It was an amazing four days, filled with joy and love and so much life!
I have so many memories of Kelly, rich memories, extraordinary moments. I am sure I had at least ten once in a lifetime experiences with Kelly and yet some of my most treasured memories come from the quieter moments.
Eating dinner at Milly's Diner in Anaheim on the last night of the Disneyland trip, talking and sharing our favorite memories of the trip. Kelly and I both had Apple Pie and Ice cream. That was our favorite desert.
Watching Kelly drive a bumper car in Tacoma, her hair blowing in the breeze, fearless, loving and living every moment of the ride.
An afternoon at Children's hospital watching Kelly and my kids play a game of HORSE.
A round of minature golf during a day pass from the hospital shortly after her transplant in 2002. Kelly made a hole on one and raised her arms triumphantly. Tiger Woods has nothing on Kelly when it comes to celebrating a success.
An evening walk after dinner, by the water during a trip to Seattle. Kelly grabbing a stick and writing in the sand.
Kelly Grubb was here.
I loved that. How many of us are present to our lives to say, I am here, I matter.
Sitting on the edge of her bed at the Ronald McDonald house where Kelly showed me the scrapbook she was making on the last night I saw her.
Kelly at the age of 12 choosing not to stop her chemo treatments in spite of the doctors predictions. She told her Mom, "I am not ready to give up." I can't even fathom the courage and faith Kelly had. I think about those words often and it still inspires me just as much as the first time I heard them.
Kelly choosing to try a new protocol at the age of 13, following the courage of her convictions to imagine a life without cancer. Kelly made medical history, becoming the first pediatric patient in the nation to have a "mini stem cell transplant".
Consenting to having the doctors run additional tests on her after her transplant in 2002 so others could benefit from the ground breaking procedure she received. Maybe more lives could be saved if the doctors and researches understood how this procdeure was working. That was Kelly, being Kelly and I don't think she thought much of how the impact that could have on others. She was such an amazing young lady.
Choosing her cancer when it returned inexplicably during her senior year in high school, six weeks shy of the five year anniversary of her transplant. I can't imagine how she felt to hear those words again, and when I say she chose her cancer, she was choosing her life.
I think about this a lot. Kelly lived her life while she was dying. She chose to live the life she had. She always chose life. Her cancer did not define her life.
Kelly, I would like to acknowledge you for who you are for me. You are my hero. You have been my North star in this fight against cancer.
You have been my mentor, my guardian angel and you have been my friend. You have made a difference to me in my life and I love you so much.
I looked to you for inspiration in the fight against cancer and you continue to touch and inspire me today. I am so honored every time I am asked to talk about your life and share your story and my love for you. I absolutely love this thought from a friend of Laura's who is running in the Denver Marathon on October 17, 2010 with Team In Training.

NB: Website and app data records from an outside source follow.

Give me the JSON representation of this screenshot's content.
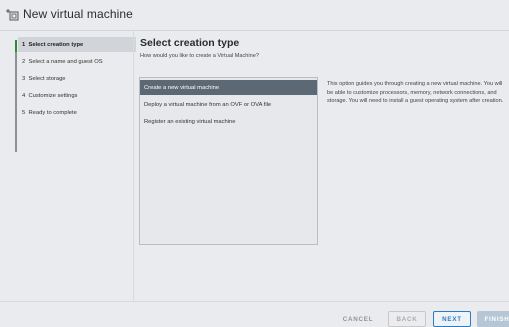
{
  "window": {
    "title": "New virtual machine",
    "icon": "new-vm-icon"
  },
  "steps": [
    {
      "num": "1",
      "label": "Select creation type",
      "active": true
    },
    {
      "num": "2",
      "label": "Select a name and guest OS",
      "active": false
    },
    {
      "num": "3",
      "label": "Select storage",
      "active": false
    },
    {
      "num": "4",
      "label": "Customize settings",
      "active": false
    },
    {
      "num": "5",
      "label": "Ready to complete",
      "active": false
    }
  ],
  "main": {
    "title": "Select creation type",
    "subtitle": "How would you like to create a Virtual Machine?",
    "options": [
      {
        "label": "Create a new virtual machine",
        "selected": true
      },
      {
        "label": "Deploy a virtual machine from an OVF or OVA file",
        "selected": false
      },
      {
        "label": "Register an existing virtual machine",
        "selected": false
      }
    ],
    "description": "This option guides you through creating a new virtual machine. You will be able to customize processors, memory, network connections, and storage. You will need to install a guest operating system after creation."
  },
  "footer": {
    "cancel": "CANCEL",
    "back": "BACK",
    "next": "NEXT",
    "finish": "FINISH"
  },
  "colors": {
    "active_step_marker": "#2e8b2e",
    "selected_option_bg": "#5c6873",
    "next_button": "#2d7cc1"
  }
}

I was so blessed by your words and by Kelly's mom's perspective - that the "cancer killed itself." Wow! That just blew up in my spirit and gave me a renewed sense of determination.

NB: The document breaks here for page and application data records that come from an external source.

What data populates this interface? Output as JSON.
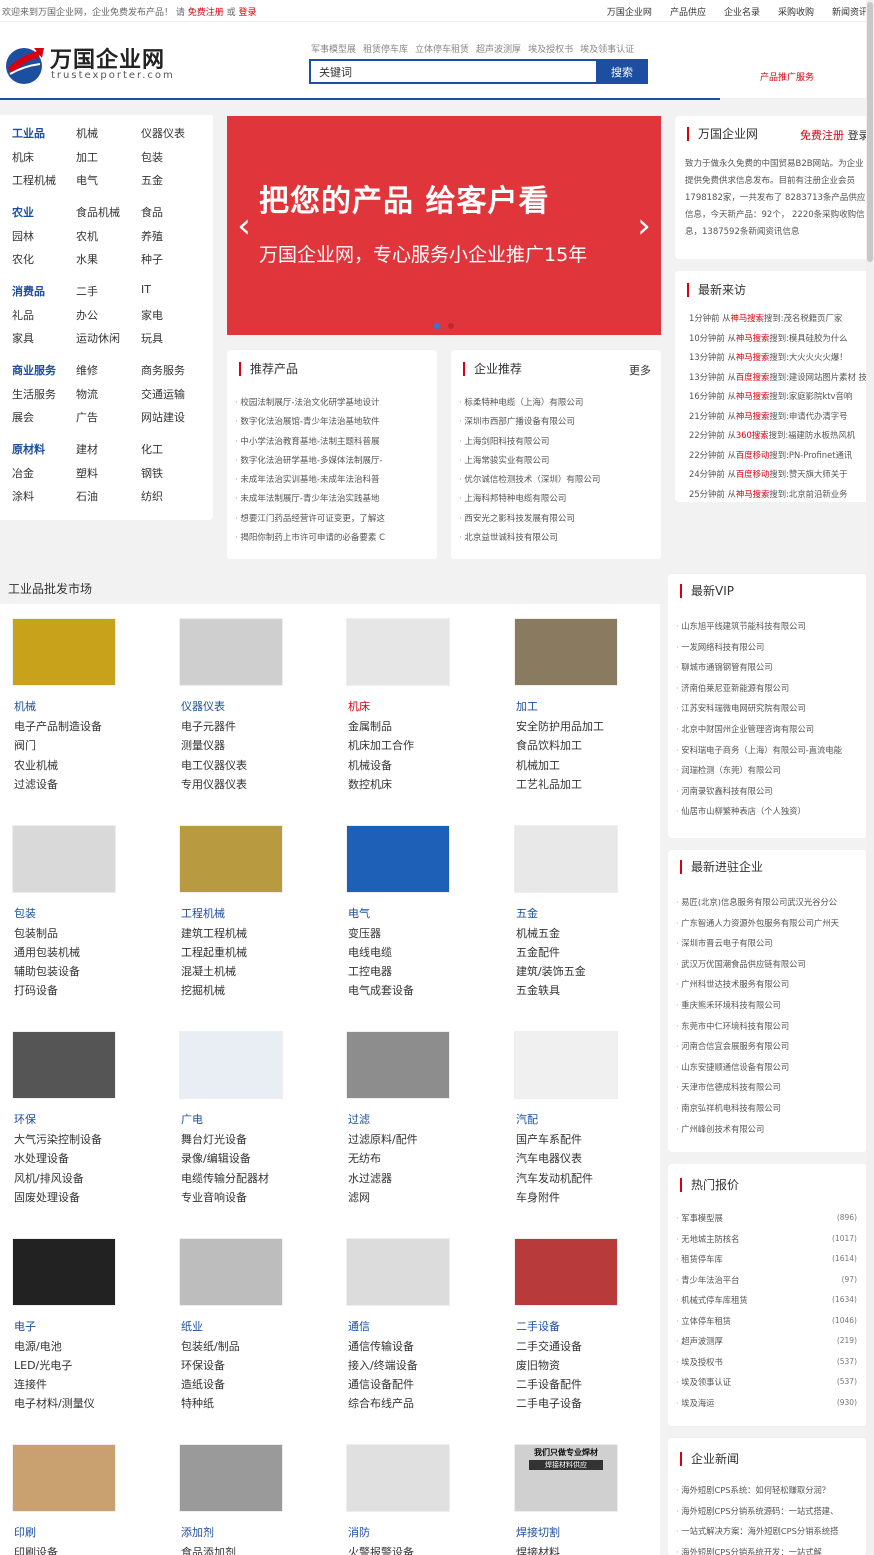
{
  "topbar": {
    "welcome": "欢迎来到万国企业网，企业免费发布产品！ 请",
    "register": "免费注册",
    "or": "或",
    "login": "登录",
    "nav": [
      "万国企业网",
      "产品供应",
      "企业名录",
      "采购收购",
      "新闻资讯"
    ]
  },
  "header": {
    "logo_text": "万国企业网",
    "logo_sub": "trustexporter.com",
    "hot_words": [
      "军事模型展",
      "租赁停车库",
      "立体停车租赁",
      "超声波测厚",
      "埃及授权书",
      "埃及领事认证"
    ],
    "search_placeholder": "关键词",
    "search_button": "搜索",
    "promo": "产品推广服务"
  },
  "categories": [
    {
      "head": "工业品",
      "items": [
        "机械",
        "仪器仪表",
        "机床",
        "加工",
        "包装",
        "工程机械",
        "电气",
        "五金"
      ]
    },
    {
      "head": "农业",
      "items": [
        "食品机械",
        "食品",
        "园林",
        "农机",
        "养殖",
        "农化",
        "水果",
        "种子"
      ]
    },
    {
      "head": "消费品",
      "items": [
        "二手",
        "IT",
        "礼品",
        "办公",
        "家电",
        "家具",
        "运动休闲",
        "玩具"
      ]
    },
    {
      "head": "商业服务",
      "items": [
        "维修",
        "商务服务",
        "生活服务",
        "物流",
        "交通运输",
        "展会",
        "广告",
        "网站建设"
      ]
    },
    {
      "head": "原材料",
      "items": [
        "建材",
        "化工",
        "冶金",
        "塑料",
        "钢铁",
        "涂料",
        "石油",
        "纺织"
      ]
    }
  ],
  "banner": {
    "line1": "把您的产品 给客户看",
    "line2": "万国企业网，专心服务小企业推广15年",
    "prev": "‹",
    "next": "›"
  },
  "recommend_products": {
    "title": "推荐产品",
    "items": [
      "校园法制展厅-法治文化研学基地设计",
      "数字化法治展馆-青少年法治基地软件",
      "中小学法治教育基地-法制主题科普展",
      "数字化法治研学基地-多媒体法制展厅-",
      "未成年法治实训基地-未成年法治科普",
      "未成年法制展厅-青少年法治实践基地",
      "想要江门药品经营许可证变更，了解这",
      "揭阳你制药上市许可申请的必备要素 C"
    ]
  },
  "recommend_companies": {
    "title": "企业推荐",
    "more": "更多",
    "items": [
      "标柔特种电缆（上海）有限公司",
      "深圳市西部广播设备有限公司",
      "上海剑阳科技有限公司",
      "上海常骏实业有限公司",
      "优尔诚信检测技术（深圳）有限公司",
      "上海科邦特种电缆有限公司",
      "西安光之影科技发展有限公司",
      "北京益世诚科技有限公司"
    ]
  },
  "intro": {
    "title": "万国企业网",
    "register": "免费注册",
    "login": "登录",
    "desc": "致力于做永久免费的中国贸易B2B网站。为企业提供免费供求信息发布。目前有注册企业会员 1798182家，一共发布了 8283713条产品供应信息，今天新产品：92个， 2220条采购收购信息，1387592条新闻资讯信息"
  },
  "visits": {
    "title": "最新来访",
    "items": [
      {
        "time": "1分钟前 从",
        "engine": "神马搜索",
        "kw": "搜到:茂名税籍页厂家"
      },
      {
        "time": "10分钟前 从",
        "engine": "神马搜索",
        "kw": "搜到:模具硅胶为什么"
      },
      {
        "time": "13分钟前 从",
        "engine": "神马搜索",
        "kw": "搜到:大火火火火爆！"
      },
      {
        "time": "13分钟前 从",
        "engine": "百度搜索",
        "kw": "搜到:建设网站图片素材 技"
      },
      {
        "time": "16分钟前 从",
        "engine": "神马搜索",
        "kw": "搜到:家庭影院ktv音响"
      },
      {
        "time": "21分钟前 从",
        "engine": "神马搜索",
        "kw": "搜到:申请代办清字号"
      },
      {
        "time": "22分钟前 从",
        "engine": "360搜索",
        "kw": "搜到:福建防水板热风机"
      },
      {
        "time": "22分钟前 从",
        "engine": "百度移动",
        "kw": "搜到:PN-Profinet通讯"
      },
      {
        "time": "24分钟前 从",
        "engine": "百度移动",
        "kw": "搜到:赞天旗大师关于"
      },
      {
        "time": "25分钟前 从",
        "engine": "神马搜索",
        "kw": "搜到:北京前沿新业务"
      }
    ]
  },
  "market": {
    "title": "工业品批发市场",
    "cells": [
      {
        "name": "机械",
        "subs": [
          "电子产品制造设备",
          "阀门",
          "农业机械",
          "过滤设备"
        ],
        "color": "#c7a21a"
      },
      {
        "name": "仪器仪表",
        "subs": [
          "电子元器件",
          "测量仪器",
          "电工仪器仪表",
          "专用仪器仪表"
        ],
        "color": "#cfcfcf"
      },
      {
        "name": "机床",
        "subs": [
          "金属制品",
          "机床加工合作",
          "机械设备",
          "数控机床"
        ],
        "color": "#e6e6e6",
        "red": true
      },
      {
        "name": "加工",
        "subs": [
          "安全防护用品加工",
          "食品饮料加工",
          "机械加工",
          "工艺礼品加工"
        ],
        "color": "#8a7a60"
      },
      {
        "name": "包装",
        "subs": [
          "包装制品",
          "通用包装机械",
          "辅助包装设备",
          "打码设备"
        ],
        "color": "#d9d9d9"
      },
      {
        "name": "工程机械",
        "subs": [
          "建筑工程机械",
          "工程起重机械",
          "混凝土机械",
          "挖掘机械"
        ],
        "color": "#b89a40"
      },
      {
        "name": "电气",
        "subs": [
          "变压器",
          "电线电缆",
          "工控电器",
          "电气成套设备"
        ],
        "color": "#1e5fb8"
      },
      {
        "name": "五金",
        "subs": [
          "机械五金",
          "五金配件",
          "建筑/装饰五金",
          "五金轶具"
        ],
        "color": "#e8e8e8"
      },
      {
        "name": "环保",
        "subs": [
          "大气污染控制设备",
          "水处理设备",
          "风机/排风设备",
          "固废处理设备"
        ],
        "color": "#555555"
      },
      {
        "name": "广电",
        "subs": [
          "舞台灯光设备",
          "录像/编辑设备",
          "电缆传输分配器材",
          "专业音响设备"
        ],
        "color": "#e9eef5"
      },
      {
        "name": "过滤",
        "subs": [
          "过滤原料/配件",
          "无纺布",
          "水过滤器",
          "滤网"
        ],
        "color": "#8d8d8d"
      },
      {
        "name": "汽配",
        "subs": [
          "国产车系配件",
          "汽车电器仪表",
          "汽车发动机配件",
          "车身附件"
        ],
        "color": "#f0f0f0"
      },
      {
        "name": "电子",
        "subs": [
          "电源/电池",
          "LED/光电子",
          "连接件",
          "电子材料/测量仪"
        ],
        "color": "#222222"
      },
      {
        "name": "纸业",
        "subs": [
          "包装纸/制品",
          "环保设备",
          "造纸设备",
          "特种纸"
        ],
        "color": "#bdbdbd"
      },
      {
        "name": "通信",
        "subs": [
          "通信传输设备",
          "接入/终端设备",
          "通信设备配件",
          "综合布线产品"
        ],
        "color": "#dcdcdc"
      },
      {
        "name": "二手设备",
        "subs": [
          "二手交通设备",
          "废旧物资",
          "二手设备配件",
          "二手电子设备"
        ],
        "color": "#b83a3a"
      },
      {
        "name": "印刷",
        "subs": [
          "印刷设备"
        ],
        "color": "#c9a070"
      },
      {
        "name": "添加剂",
        "subs": [
          "食品添加剂"
        ],
        "color": "#9a9a9a"
      },
      {
        "name": "消防",
        "subs": [
          "火警报警设备"
        ],
        "color": "#e0e0e0"
      },
      {
        "name": "焊接切割",
        "subs": [
          "焊接材料"
        ],
        "color": "#d0d0d0"
      }
    ]
  },
  "weld_img_text": [
    "我们只做专业焊材",
    "焊接材料供应"
  ],
  "vip": {
    "title": "最新VIP",
    "items": [
      "山东旭平线建筑节能科技有限公司",
      "一发网络科技有限公司",
      "聊城市通锦钢管有限公司",
      "济南伯莱尼亚新能源有限公司",
      "江苏安科瑞微电网研究院有限公司",
      "北京中财国州企业管理咨询有限公司",
      "安科瑞电子商务（上海）有限公司-直流电能",
      "润瑞检测（东莞）有限公司",
      "河南录钦鑫科技有限公司",
      "仙居市山柳繁种表店（个人独资）"
    ]
  },
  "new_companies": {
    "title": "最新进驻企业",
    "items": [
      "易匠(北京)信息服务有限公司武汉光谷分公",
      "广东智通人力资源外包服务有限公司广州天",
      "深圳市晋云电子有限公司",
      "武汉万优国潮食品供应链有限公司",
      "广州科世达技术服务有限公司",
      "重庆熊禾环境科技有限公司",
      "东莞市中仁环境科技有限公司",
      "河南合信宜会展服务有限公司",
      "山东安捷顺通信设备有限公司",
      "天津市信德成科技有限公司",
      "南京弘祥机电科技有限公司",
      "广州峰创技术有限公司"
    ]
  },
  "quotes": {
    "title": "热门报价",
    "items": [
      {
        "name": "军事模型展",
        "count": "(896)"
      },
      {
        "name": "无地城主防核名",
        "count": "(1017)"
      },
      {
        "name": "租赁停车库",
        "count": "(1614)"
      },
      {
        "name": "青少年法治平台",
        "count": "(97)"
      },
      {
        "name": "机械式停车库租赁",
        "count": "(1634)"
      },
      {
        "name": "立体停车租赁",
        "count": "(1046)"
      },
      {
        "name": "超声波测厚",
        "count": "(219)"
      },
      {
        "name": "埃及授权书",
        "count": "(537)"
      },
      {
        "name": "埃及领事认证",
        "count": "(537)"
      },
      {
        "name": "埃及海运",
        "count": "(930)"
      }
    ]
  },
  "news": {
    "title": "企业新闻",
    "items": [
      "海外短剧CPS系统：如何轻松赚取分润？",
      "海外短剧CPS分销系统源码：一站式搭建、",
      "一站式解决方案：海外短剧CPS分销系统搭",
      "海外短剧CPS分销系统开发：一站式解"
    ]
  }
}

It's amazing to me that in the midst of what Kelly's physical body was suffering her spirit was "vibrant and alive", and she still was full of enough life to pass it on. Rather than being sick and draining people, it seems she gave her life away. Know what I mean? I'd just love for you and your family to come and share with our congregation about this phenominal young woman. So many of our youth are self-centered and selfish and forget that there is more to life than their wants. We want them to see that you can be young, have fun, and all that - while at the same time seeing that our lives are the fullest when we give ourselves away.